* _EXCERPTED DATA_
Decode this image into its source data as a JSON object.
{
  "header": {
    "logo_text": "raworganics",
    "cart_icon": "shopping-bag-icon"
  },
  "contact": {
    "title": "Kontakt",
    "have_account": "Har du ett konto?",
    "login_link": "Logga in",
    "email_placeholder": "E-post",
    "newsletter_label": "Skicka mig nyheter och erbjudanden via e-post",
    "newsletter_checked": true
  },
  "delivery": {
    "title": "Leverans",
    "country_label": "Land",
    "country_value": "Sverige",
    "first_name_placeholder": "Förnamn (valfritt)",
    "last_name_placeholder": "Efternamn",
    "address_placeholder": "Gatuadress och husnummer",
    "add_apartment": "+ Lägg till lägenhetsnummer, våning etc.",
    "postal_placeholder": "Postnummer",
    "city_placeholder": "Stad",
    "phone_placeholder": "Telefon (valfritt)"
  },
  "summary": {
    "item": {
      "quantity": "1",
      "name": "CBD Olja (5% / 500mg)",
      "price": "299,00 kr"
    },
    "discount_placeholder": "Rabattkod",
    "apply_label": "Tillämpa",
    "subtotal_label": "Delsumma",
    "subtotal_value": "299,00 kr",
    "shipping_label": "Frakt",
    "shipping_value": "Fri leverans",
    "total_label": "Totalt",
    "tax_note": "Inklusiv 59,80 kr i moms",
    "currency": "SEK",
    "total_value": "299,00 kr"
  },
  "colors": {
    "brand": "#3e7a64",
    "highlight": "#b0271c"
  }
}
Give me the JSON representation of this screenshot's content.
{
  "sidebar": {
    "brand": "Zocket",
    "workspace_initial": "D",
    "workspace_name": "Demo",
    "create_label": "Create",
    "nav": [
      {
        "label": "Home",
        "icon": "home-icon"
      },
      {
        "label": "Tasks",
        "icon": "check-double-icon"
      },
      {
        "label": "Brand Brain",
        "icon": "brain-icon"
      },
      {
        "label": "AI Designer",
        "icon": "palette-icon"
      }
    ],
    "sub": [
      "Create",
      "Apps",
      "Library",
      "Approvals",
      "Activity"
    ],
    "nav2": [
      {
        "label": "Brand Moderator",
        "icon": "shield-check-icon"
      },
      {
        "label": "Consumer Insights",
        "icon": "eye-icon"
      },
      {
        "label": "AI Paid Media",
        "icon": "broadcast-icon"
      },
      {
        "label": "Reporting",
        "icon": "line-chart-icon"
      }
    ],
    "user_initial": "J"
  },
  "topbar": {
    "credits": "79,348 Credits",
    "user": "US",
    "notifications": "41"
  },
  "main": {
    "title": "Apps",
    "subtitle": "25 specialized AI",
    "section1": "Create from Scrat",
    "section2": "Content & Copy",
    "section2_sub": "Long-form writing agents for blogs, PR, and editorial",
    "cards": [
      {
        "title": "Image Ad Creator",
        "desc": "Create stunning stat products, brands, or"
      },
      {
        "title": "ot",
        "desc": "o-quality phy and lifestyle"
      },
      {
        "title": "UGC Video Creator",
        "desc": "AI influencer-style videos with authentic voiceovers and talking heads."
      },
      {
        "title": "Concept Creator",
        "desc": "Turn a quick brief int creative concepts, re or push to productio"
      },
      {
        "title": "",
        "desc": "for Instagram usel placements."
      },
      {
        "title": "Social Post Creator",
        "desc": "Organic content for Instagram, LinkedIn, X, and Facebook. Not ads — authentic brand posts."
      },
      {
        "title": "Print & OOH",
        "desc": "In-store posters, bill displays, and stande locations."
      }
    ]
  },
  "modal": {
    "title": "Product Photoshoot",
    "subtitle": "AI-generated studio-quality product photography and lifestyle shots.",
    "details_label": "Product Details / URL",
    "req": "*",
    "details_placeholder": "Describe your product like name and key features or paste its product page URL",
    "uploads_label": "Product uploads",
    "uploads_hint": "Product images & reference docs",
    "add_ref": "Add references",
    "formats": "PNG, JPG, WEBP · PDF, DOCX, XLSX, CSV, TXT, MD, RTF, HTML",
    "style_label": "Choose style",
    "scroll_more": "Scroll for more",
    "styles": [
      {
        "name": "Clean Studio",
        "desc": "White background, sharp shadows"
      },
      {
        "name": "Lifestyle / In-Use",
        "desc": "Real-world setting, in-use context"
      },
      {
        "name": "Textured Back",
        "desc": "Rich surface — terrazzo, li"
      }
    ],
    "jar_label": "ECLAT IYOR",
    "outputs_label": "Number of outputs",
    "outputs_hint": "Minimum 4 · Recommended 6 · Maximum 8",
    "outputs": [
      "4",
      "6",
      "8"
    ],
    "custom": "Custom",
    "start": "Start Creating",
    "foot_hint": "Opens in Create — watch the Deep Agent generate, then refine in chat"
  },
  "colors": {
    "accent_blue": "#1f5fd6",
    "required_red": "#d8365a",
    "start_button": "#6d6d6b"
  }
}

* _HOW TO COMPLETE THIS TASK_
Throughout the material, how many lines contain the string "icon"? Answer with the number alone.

* _SOLUTION TO THE PROBLEM_
9